Exercise material
# # #

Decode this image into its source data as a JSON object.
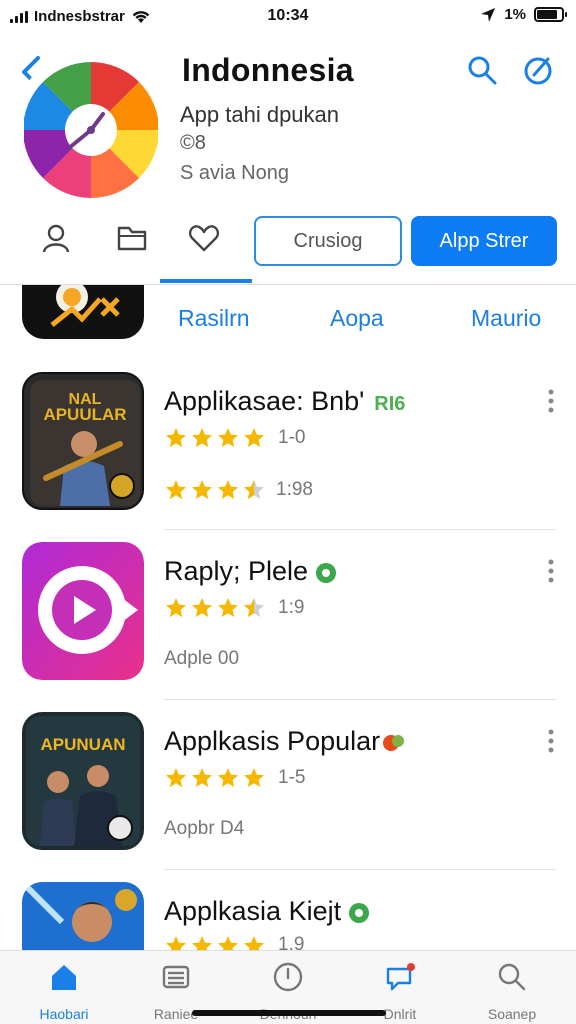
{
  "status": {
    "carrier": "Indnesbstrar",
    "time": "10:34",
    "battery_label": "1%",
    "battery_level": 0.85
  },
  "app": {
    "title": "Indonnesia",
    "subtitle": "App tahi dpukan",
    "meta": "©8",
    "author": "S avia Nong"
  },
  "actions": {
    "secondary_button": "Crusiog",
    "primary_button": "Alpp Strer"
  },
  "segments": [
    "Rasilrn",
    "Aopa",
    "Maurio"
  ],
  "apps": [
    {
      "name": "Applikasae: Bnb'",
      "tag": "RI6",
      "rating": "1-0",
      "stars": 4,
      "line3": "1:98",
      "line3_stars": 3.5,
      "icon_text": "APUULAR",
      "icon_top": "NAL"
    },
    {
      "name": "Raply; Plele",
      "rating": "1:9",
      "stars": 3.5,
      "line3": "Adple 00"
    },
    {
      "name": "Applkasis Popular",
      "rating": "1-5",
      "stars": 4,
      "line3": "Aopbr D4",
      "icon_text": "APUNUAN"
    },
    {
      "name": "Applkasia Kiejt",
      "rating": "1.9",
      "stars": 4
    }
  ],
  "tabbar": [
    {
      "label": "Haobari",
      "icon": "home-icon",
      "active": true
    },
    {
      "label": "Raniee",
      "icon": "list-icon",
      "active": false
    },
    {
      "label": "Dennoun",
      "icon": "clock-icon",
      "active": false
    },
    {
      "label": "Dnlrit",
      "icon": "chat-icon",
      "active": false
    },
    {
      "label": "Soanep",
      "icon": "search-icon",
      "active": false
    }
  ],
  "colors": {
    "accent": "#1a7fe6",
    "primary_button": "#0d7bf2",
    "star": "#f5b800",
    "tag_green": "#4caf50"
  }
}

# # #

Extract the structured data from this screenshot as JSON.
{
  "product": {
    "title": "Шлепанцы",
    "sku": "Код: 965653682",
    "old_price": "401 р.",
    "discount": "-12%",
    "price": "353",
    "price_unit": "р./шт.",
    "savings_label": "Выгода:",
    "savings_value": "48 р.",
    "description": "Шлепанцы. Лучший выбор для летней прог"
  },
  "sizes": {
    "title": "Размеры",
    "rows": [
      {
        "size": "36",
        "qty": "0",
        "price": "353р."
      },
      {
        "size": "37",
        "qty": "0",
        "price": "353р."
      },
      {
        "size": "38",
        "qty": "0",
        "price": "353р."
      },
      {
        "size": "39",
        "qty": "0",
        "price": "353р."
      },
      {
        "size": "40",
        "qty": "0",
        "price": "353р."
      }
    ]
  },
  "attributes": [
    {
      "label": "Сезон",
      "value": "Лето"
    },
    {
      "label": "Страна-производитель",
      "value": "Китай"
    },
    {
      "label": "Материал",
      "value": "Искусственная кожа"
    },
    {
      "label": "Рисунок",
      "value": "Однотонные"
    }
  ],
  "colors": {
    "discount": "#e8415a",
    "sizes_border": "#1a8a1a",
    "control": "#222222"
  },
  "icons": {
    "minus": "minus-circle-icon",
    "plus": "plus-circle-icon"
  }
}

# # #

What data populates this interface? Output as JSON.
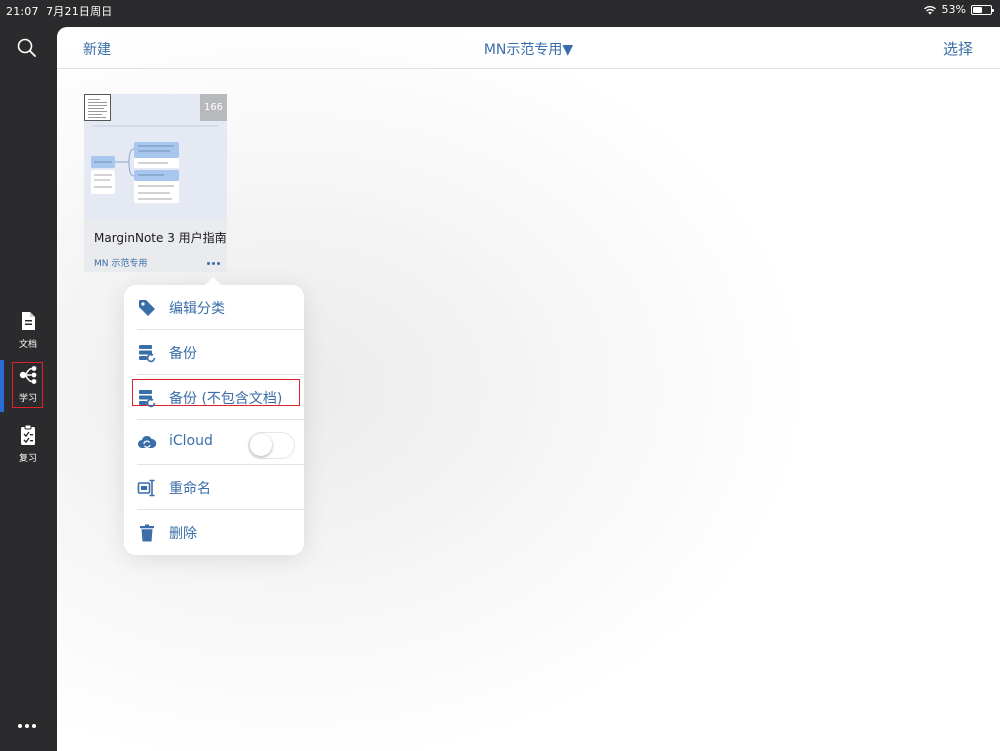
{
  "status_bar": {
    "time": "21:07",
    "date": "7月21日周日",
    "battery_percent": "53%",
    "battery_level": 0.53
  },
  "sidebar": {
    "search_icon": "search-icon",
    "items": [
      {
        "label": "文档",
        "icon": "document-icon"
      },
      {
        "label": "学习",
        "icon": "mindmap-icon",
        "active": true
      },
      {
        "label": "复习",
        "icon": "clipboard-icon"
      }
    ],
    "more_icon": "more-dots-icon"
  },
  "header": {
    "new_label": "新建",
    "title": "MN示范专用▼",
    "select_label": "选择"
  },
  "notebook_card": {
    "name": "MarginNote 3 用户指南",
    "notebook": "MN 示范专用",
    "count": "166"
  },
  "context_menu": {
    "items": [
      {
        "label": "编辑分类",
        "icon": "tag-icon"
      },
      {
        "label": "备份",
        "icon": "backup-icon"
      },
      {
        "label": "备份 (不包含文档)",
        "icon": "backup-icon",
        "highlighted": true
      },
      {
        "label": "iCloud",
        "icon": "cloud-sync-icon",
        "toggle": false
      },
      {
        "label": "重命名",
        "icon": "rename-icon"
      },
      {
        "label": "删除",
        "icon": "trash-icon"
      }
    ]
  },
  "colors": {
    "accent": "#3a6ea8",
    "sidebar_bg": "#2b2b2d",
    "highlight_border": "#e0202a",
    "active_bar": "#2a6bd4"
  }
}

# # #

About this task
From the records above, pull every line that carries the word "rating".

Result of the exercise
      "rating": "1-0",
      "rating": "1:9",
      "rating": "1-5",
      "rating": "1.9",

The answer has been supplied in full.